Guidance for creating accessible PowerPoint

PowerPoint is widely used to create and share teaching material for lectures and tutorials. There are some important, yet simple, design principles to consider, when developing these presentations within PowerPoint. By following these design principles, presentations can be inclusive of varying methods of access.

The headings below form a checklist of things to consider when creating presentations using Microsoft PowerPoint. If you are unsure how to change any of the features mentioned, please click on each heading for detailed information.

1. Consider the font you use. Use a clear font type and consider size, colour and contrast. Consider the amount of text you use on each slide. Use bullet points within slides to keep text to a minimum and punctuate each item on the list, to assist with navigation for screen reading software.

click here to find out more about the importance of font features, and how to change them.

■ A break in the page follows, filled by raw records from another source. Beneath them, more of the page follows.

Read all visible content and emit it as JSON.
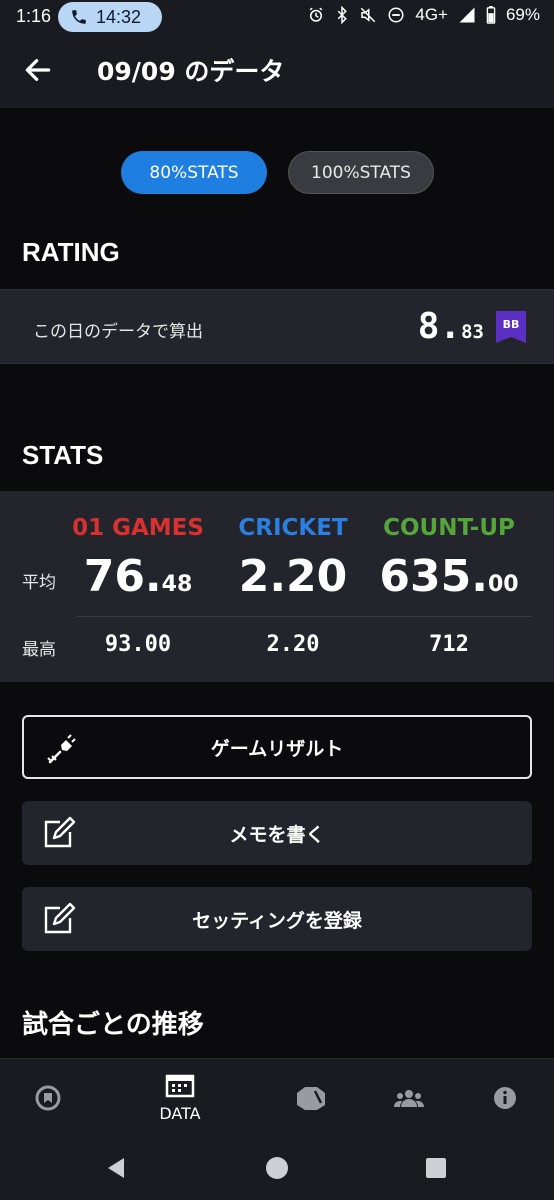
{
  "status_bar": {
    "time": "1:16",
    "call_time": "14:32",
    "network": "4G+",
    "battery": "69%"
  },
  "app_bar": {
    "title": "09/09 のデータ"
  },
  "toggle": {
    "option_80": "80%STATS",
    "option_100": "100%STATS",
    "selected": "80%STATS"
  },
  "rating": {
    "heading": "RATING",
    "label": "この日のデータで算出",
    "value_int": "8.",
    "value_dec": "83",
    "badge": "BB"
  },
  "stats": {
    "heading": "STATS",
    "row_avg_label": "平均",
    "row_max_label": "最高",
    "columns": [
      {
        "name": "01 GAMES",
        "color": "#d9312f",
        "avg_int": "76.",
        "avg_dec": "48",
        "max": "93.00"
      },
      {
        "name": "CRICKET",
        "color": "#2a7fe0",
        "avg_int": "2.20",
        "avg_dec": "",
        "max": "2.20"
      },
      {
        "name": "COUNT-UP",
        "color": "#55a63a",
        "avg_int": "635.",
        "avg_dec": "00",
        "max": "712"
      }
    ]
  },
  "actions": {
    "game_result": "ゲームリザルト",
    "write_memo": "メモを書く",
    "register_setting": "セッティングを登録"
  },
  "trend": {
    "heading": "試合ごとの推移"
  },
  "bottom_nav": {
    "data_label": "DATA"
  },
  "colors": {
    "accent": "#1e7fe0",
    "badge": "#5a2fc2"
  }
}
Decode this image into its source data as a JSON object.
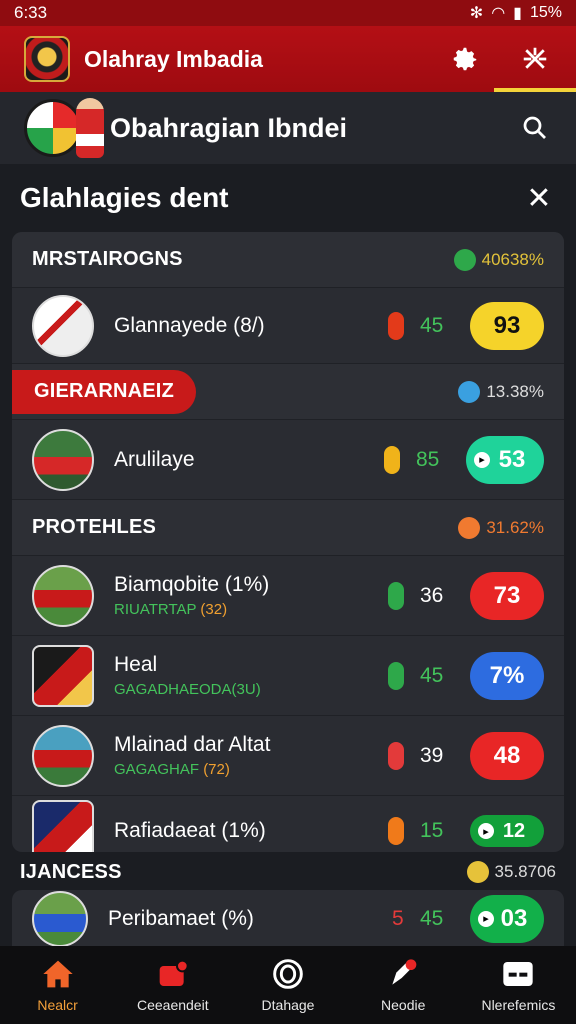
{
  "status_bar": {
    "time": "6:33",
    "battery": "15%"
  },
  "app_bar": {
    "title": "Olahray Imbadia",
    "settings_icon": "gear-icon",
    "tab_icon": "network-icon"
  },
  "profile": {
    "name": "Obahragian Ibndei",
    "search_icon": "search-icon"
  },
  "panel": {
    "title": "Glahlagies dent",
    "close_icon": "close-icon"
  },
  "sections": [
    {
      "label": "MRSTAIROGNS",
      "percent": "40638%",
      "color": "#e2c23a",
      "rows": [
        {
          "name": "Glannayede (8/)",
          "sub_a": "",
          "sub_b": "",
          "stat": "45",
          "stat_color": "#43c35b",
          "pill": "#e33a1a",
          "score": "93",
          "score_bg": "#f5d32a",
          "score_fg": "#111",
          "dot": false
        }
      ]
    },
    {
      "label": "GIERARNAEIZ",
      "percent": "13.38%",
      "color": "#3aa0e0",
      "rows": [
        {
          "name": "Arulilaye",
          "sub_a": "",
          "sub_b": "",
          "stat": "85",
          "stat_color": "#43c35b",
          "pill": "#f0b31a",
          "score": "53",
          "score_bg": "#1fd39a",
          "score_fg": "#fff",
          "dot": true
        }
      ]
    },
    {
      "label": "PROTEHLES",
      "percent": "31.62%",
      "color": "#f07a30",
      "rows": [
        {
          "name": "Biamqobite (1%)",
          "sub_a": "RIUATRTAP",
          "sub_b": "(32)",
          "stat": "36",
          "stat_color": "#ffffff",
          "pill": "#2ea84a",
          "score": "73",
          "score_bg": "#e82626",
          "score_fg": "#fff",
          "dot": false
        },
        {
          "name": "Heal",
          "sub_a": "GAGADHAEODA(3U)",
          "sub_b": "",
          "stat": "45",
          "stat_color": "#43c35b",
          "pill": "#2ea84a",
          "score": "7%",
          "score_bg": "#2d6ce0",
          "score_fg": "#fff",
          "dot": false
        },
        {
          "name": "Mlainad dar Altat",
          "sub_a": "GAGAGHAF",
          "sub_b": "(72)",
          "stat": "39",
          "stat_color": "#ffffff",
          "pill": "#e33a3a",
          "score": "48",
          "score_bg": "#e82626",
          "score_fg": "#fff",
          "dot": false
        },
        {
          "name": "Rafiadaeat (1%)",
          "sub_a": "",
          "sub_b": "",
          "stat": "15",
          "stat_color": "#43c35b",
          "pill": "#f07a1a",
          "score": "12",
          "score_bg": "#12a03a",
          "score_fg": "#fff",
          "dot": true
        }
      ]
    }
  ],
  "bottom_section": {
    "label": "IJANCESS",
    "percent": "35.8706",
    "color": "#e6c23a",
    "row": {
      "name": "Peribamaet (%)",
      "sub_a": "",
      "stat_a": "5",
      "stat": "45",
      "score": "03",
      "score_bg": "#12b04a"
    }
  },
  "nav": [
    {
      "label": "Nealcr",
      "icon": "home-icon",
      "active": true
    },
    {
      "label": "Ceeaendeit",
      "icon": "media-icon",
      "active": false
    },
    {
      "label": "Dtahage",
      "icon": "circle-icon",
      "active": false
    },
    {
      "label": "Neodie",
      "icon": "pen-icon",
      "active": false
    },
    {
      "label": "Nlerefemics",
      "icon": "card-icon",
      "active": false
    }
  ]
}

2. Make use of MS PowerPoint formatting tools to provide a clear structure to your presentation. In particular, making use of inbuilt slide templates, naming of slides and the use of the notes section.

click here to find out more about formatting tools in MS PowerPoint, and how to apply them.

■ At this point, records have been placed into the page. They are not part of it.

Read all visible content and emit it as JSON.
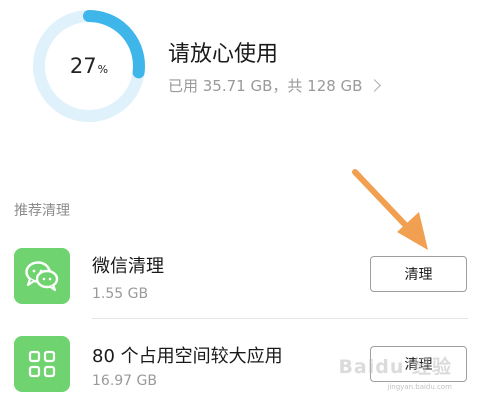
{
  "storage": {
    "percent": 27,
    "percent_value": "27",
    "percent_unit": "%",
    "status_title": "请放心使用",
    "usage_text": "已用 35.71 GB，共 128 GB",
    "colors": {
      "ring_fill": "#3fb6ea",
      "ring_track": "#dff1fb"
    }
  },
  "recommend": {
    "section_title": "推荐清理",
    "items": [
      {
        "title": "微信清理",
        "size": "1.55 GB",
        "button_label": "清理",
        "icon": "wechat-icon",
        "icon_color": "#6fd36f"
      },
      {
        "title": "80 个占用空间较大应用",
        "size": "16.97 GB",
        "button_label": "清理",
        "icon": "apps-grid-icon",
        "icon_color": "#6fd36f"
      }
    ]
  },
  "annotation": {
    "arrow_color": "#f0a050"
  },
  "watermark": {
    "text": "Baidu 经验",
    "url": "jingyan.baidu.com"
  }
}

3. Consider when and how multimedia is used within your presentation. Do videos have captions? Is there a transcription for audio files? Are images high quality with relevant alternative text?

click here to find out more about the use of multimedia within PowerPoint presentations, and how to ensure their accessibility.

4. When using charts, tables and/or graphs, ensure that alternative text and captions are added 

click here to find out more about how to add alternative text and captions, and to learn of their importance.

5. When saving your presentations to post on GCU Learn, save as .ppt files.

click here to find out the importance of saving your presentation as a .ppt file and how to do it.